In his book, On the Soul and the Resurrection, Gregory recounts a dialogue with Macrina in which he asks his sister and teacher a series of questions about the nature of the soul and the resurrection and related things. It might be that Gregory uses Macrina as a literary device to convey his own thoughts similar to the way Plato sometimes uses Socrates in his dialogues. Or maybe this really conveys things he learned directly from Macrina. In any event his respect for her is clear. Towards the end of On the Soul and the Resurrection, Macrina says this:

“To evaluate the way a person has lived, the judge would need to examine all these factors: how he endured suffering, dishonor, disease, old age, maturity, youth, wealth, and poverty; how through each of these situations he ran the course of the life allotted to him either well or badly; and whether he became able to receive many good things or many evil things in a long lifetime or did not reach even the beginning of either good or evil, ceasing to live when his mind was not yet fully developed.
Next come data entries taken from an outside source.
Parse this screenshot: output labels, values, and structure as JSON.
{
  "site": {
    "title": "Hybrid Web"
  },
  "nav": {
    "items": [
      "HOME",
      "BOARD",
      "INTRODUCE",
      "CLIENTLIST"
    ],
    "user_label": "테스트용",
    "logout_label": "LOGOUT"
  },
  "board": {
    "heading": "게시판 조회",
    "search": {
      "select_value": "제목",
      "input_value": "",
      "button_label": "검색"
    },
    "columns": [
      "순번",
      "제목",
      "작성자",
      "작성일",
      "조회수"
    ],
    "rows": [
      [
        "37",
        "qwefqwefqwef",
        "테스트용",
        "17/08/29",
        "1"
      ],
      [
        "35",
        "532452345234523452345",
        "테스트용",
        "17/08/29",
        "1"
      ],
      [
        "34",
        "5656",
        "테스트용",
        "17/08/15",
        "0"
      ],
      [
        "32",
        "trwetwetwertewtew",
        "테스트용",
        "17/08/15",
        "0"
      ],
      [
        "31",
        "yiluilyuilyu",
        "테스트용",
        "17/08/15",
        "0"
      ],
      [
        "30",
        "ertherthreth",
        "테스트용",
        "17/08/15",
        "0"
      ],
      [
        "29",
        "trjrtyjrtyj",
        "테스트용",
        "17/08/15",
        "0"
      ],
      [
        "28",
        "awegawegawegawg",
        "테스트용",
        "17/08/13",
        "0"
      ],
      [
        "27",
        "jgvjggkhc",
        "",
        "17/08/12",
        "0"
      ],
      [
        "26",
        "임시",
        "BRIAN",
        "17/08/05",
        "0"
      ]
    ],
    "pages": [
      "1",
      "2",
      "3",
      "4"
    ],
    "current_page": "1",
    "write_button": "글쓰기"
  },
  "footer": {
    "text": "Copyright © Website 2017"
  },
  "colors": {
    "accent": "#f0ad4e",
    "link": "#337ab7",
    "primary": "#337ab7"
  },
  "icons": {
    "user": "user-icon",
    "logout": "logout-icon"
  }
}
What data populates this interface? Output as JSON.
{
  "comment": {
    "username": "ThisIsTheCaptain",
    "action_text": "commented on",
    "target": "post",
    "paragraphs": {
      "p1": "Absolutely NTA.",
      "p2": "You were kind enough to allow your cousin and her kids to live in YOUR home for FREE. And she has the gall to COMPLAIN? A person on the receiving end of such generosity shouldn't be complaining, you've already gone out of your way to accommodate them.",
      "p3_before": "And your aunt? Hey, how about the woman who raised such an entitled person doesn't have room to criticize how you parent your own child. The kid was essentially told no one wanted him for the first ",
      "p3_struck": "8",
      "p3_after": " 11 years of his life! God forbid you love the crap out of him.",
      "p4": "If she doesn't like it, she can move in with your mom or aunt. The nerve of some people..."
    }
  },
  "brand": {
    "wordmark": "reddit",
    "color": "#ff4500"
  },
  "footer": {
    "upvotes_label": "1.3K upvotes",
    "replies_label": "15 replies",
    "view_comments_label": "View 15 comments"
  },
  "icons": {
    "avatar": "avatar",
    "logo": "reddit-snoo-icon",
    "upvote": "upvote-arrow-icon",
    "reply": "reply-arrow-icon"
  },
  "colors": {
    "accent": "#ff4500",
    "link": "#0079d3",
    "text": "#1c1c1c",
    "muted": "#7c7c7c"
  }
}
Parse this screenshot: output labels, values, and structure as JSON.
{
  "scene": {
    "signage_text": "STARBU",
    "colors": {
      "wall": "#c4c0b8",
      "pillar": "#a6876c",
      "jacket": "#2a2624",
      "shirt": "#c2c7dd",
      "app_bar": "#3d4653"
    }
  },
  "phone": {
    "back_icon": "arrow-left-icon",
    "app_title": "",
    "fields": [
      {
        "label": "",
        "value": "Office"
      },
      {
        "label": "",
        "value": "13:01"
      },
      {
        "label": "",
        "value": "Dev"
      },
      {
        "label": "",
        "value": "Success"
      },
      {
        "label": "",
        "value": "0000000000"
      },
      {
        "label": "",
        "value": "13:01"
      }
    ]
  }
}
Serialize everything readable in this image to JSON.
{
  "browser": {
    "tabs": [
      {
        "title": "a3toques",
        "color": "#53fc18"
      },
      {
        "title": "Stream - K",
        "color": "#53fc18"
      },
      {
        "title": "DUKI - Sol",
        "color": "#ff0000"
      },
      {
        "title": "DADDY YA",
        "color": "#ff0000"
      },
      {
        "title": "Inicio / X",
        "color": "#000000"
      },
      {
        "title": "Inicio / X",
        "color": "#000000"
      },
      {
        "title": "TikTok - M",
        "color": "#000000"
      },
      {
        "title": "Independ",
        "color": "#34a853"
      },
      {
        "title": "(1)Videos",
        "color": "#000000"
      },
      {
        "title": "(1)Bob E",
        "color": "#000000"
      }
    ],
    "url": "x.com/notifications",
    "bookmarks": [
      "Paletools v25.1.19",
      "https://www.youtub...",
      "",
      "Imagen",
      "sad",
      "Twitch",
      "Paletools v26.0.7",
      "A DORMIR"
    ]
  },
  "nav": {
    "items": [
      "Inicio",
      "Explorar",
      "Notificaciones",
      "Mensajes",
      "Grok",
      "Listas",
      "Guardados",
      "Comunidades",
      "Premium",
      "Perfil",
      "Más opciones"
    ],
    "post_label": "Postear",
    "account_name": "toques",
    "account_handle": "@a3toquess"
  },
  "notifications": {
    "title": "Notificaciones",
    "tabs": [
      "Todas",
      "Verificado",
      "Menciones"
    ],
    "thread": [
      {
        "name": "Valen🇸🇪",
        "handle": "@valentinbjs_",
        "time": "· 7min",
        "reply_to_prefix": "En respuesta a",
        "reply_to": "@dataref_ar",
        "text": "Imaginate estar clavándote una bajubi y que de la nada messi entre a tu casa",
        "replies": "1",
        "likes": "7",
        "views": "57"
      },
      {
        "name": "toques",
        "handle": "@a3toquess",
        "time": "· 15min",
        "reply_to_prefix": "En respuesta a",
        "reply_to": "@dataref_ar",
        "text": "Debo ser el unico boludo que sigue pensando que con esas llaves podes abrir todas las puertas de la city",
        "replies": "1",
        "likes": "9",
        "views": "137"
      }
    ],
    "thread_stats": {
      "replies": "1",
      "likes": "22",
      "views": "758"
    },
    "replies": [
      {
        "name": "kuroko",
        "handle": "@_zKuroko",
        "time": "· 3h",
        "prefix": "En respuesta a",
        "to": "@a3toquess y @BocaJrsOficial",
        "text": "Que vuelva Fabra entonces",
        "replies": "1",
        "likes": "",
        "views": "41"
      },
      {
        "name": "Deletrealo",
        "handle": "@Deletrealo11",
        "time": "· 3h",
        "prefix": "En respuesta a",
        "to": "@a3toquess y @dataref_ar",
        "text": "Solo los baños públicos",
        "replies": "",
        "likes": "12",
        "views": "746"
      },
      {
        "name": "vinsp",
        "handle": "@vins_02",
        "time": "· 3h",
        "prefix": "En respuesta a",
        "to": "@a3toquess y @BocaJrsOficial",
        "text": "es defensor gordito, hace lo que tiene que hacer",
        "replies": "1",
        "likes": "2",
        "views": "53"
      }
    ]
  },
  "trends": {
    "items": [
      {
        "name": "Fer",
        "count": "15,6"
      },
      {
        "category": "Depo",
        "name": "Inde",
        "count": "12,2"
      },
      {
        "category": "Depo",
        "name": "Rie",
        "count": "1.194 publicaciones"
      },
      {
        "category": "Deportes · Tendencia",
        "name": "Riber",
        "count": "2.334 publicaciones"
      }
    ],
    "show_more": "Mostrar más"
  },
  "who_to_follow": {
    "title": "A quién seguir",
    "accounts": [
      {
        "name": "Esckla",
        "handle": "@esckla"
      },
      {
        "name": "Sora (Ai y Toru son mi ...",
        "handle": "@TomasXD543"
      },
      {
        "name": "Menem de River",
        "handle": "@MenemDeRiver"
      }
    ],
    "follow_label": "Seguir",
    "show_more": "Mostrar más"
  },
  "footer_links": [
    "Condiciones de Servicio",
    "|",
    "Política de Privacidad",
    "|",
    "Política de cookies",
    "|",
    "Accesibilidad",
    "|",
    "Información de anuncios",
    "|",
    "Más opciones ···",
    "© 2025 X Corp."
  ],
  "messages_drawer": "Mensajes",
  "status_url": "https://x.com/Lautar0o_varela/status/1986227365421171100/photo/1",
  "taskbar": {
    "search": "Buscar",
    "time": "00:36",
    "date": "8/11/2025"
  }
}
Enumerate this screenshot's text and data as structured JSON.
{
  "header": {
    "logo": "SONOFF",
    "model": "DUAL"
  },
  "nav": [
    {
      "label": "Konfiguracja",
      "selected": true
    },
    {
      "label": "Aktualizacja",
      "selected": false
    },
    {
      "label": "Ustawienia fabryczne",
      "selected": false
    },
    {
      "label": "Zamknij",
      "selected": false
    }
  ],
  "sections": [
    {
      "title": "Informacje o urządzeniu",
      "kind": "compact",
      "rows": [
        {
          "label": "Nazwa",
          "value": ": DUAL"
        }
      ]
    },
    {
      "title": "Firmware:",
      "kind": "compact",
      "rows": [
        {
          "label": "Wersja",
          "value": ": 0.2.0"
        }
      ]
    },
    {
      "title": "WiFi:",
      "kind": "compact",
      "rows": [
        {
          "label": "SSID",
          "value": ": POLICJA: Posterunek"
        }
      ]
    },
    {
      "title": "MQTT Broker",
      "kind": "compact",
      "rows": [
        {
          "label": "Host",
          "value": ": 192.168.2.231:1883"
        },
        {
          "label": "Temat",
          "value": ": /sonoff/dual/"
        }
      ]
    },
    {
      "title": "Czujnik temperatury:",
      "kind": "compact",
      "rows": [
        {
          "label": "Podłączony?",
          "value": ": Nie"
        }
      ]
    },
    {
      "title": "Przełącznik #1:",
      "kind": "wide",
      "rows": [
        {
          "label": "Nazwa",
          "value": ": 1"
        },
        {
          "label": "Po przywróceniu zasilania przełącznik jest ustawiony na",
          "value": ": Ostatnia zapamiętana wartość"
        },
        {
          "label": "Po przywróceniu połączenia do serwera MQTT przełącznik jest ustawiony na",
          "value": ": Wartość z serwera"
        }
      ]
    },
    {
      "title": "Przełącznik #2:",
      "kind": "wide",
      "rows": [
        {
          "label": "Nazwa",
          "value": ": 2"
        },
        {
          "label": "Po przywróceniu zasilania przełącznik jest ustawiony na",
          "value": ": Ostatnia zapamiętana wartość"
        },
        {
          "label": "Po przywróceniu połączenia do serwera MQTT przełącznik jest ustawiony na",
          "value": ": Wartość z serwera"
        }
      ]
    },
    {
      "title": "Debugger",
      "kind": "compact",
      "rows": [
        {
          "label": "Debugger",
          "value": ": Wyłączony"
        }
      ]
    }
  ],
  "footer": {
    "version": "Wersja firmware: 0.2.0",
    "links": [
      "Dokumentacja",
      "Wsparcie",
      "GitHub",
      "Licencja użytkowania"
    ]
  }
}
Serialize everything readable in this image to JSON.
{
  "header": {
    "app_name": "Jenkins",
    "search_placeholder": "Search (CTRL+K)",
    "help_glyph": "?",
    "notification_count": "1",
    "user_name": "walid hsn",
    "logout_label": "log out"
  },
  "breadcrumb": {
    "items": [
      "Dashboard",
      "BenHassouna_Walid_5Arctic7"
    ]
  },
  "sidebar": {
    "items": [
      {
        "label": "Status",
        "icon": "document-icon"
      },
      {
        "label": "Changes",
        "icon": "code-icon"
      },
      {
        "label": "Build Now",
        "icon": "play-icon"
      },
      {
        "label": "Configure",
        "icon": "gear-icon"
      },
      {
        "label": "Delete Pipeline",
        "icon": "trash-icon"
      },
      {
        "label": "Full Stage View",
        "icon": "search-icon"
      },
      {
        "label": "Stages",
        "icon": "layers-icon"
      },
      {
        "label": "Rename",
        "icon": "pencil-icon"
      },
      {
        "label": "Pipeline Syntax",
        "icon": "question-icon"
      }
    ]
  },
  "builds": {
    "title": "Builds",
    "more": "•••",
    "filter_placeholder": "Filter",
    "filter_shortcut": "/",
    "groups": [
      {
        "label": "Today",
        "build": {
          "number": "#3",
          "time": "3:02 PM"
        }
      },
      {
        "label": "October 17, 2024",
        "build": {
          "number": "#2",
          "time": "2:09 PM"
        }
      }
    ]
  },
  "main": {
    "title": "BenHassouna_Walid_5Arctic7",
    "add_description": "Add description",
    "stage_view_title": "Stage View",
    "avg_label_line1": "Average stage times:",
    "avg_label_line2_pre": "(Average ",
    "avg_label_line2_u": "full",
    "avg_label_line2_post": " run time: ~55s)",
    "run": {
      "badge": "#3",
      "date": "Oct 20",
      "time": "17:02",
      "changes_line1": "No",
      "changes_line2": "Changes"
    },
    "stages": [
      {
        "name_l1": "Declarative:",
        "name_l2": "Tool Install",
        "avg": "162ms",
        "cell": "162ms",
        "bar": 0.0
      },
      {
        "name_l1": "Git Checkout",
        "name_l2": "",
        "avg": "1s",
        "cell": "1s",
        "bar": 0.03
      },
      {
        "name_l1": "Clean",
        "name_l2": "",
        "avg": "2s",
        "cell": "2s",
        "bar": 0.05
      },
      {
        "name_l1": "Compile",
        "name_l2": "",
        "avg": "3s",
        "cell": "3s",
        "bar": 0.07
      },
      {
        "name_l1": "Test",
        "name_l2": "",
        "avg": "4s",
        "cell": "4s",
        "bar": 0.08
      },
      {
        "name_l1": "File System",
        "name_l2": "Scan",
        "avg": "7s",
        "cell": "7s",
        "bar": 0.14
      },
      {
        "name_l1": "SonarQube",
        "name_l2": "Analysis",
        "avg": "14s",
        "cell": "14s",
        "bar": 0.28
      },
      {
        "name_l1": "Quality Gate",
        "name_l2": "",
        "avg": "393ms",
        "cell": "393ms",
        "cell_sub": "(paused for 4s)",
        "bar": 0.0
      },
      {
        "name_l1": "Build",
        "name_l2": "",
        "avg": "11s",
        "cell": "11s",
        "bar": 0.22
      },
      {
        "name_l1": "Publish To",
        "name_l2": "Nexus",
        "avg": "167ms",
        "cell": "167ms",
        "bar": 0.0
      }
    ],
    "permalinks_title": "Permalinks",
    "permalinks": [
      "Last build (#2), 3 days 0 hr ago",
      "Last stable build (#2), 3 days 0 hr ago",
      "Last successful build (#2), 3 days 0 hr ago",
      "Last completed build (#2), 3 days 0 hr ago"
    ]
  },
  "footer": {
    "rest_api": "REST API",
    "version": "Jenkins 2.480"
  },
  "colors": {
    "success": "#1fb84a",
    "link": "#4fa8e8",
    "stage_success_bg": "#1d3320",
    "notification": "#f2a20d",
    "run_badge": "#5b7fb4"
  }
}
But when God brings our nature back to the first state of man by the resurrection, it would be pointless to mention such matters and to suppose that the power of God is hindered from this goal by such obstructions.

He has one goal: when the whole fullness of our nature has been perfected in each man, some straightway even in this life purified from evil, others healed hereafter through fire for the appropriate length of time, and others ignorant of the experience equally of good and of evil in the life here, God intends to set before everyone the participation of the good things in Him, which the Scripture says eye has not seen nor ear heard, nor thought attained.

This is nothing else, according to my judgment, but to be in God Himself; for the good which is beyond hearing, sight, and heart would be that very thing which surpasses everything. But the difference between a life of virtue and a life of wickedness will appear hereafter chiefly in allowing us to participate earlier or later in the blessedness which we hope for. The duration of the healing process will undoubtedly be in proportion to the measure of evil which has entered each person. This process of healing the soul would consist of cleansing it from evil. This cannot be accomplished without pain, as we have discussed previously.”
– On the Soul and the Resurrection, pp. 115-116

Note that Macrina and Gregory are not soft on the reality of death and judgment – this cannot accomplished without pain. We will be judged. There is reason to bear in mind the “Time of Scrutiny” (Sirach 18:20). There is still good reason to take our own piety with utmost seriousness and to invite others to participate now in “the blessedness which we hope for.”

They do seem, however, to understand The Judgment as having more to do with purgation and healing than final eternal punishment and torture. It is unclear whether or not they believed it is possible that some souls might hold out eternally against blessedness. But, they seem convinced that God, in His relentless love, will never give up on anyone – even beyond death and forever.

This hopeful universalism is quite different from an “all-y, all-y in come free” complacent universalism. Macrina and Gregory are not alone in expressing some version of this. One could add Isaac the Syrian (7th century), Maximos the Confessor (7th century), Frederick Denison Maurice (19th century), C. S. Lewis (20th century), Karl Barth (20th century), Hans Urs von Balthasar (20th century), and many others…”

Love & faith,
Matthew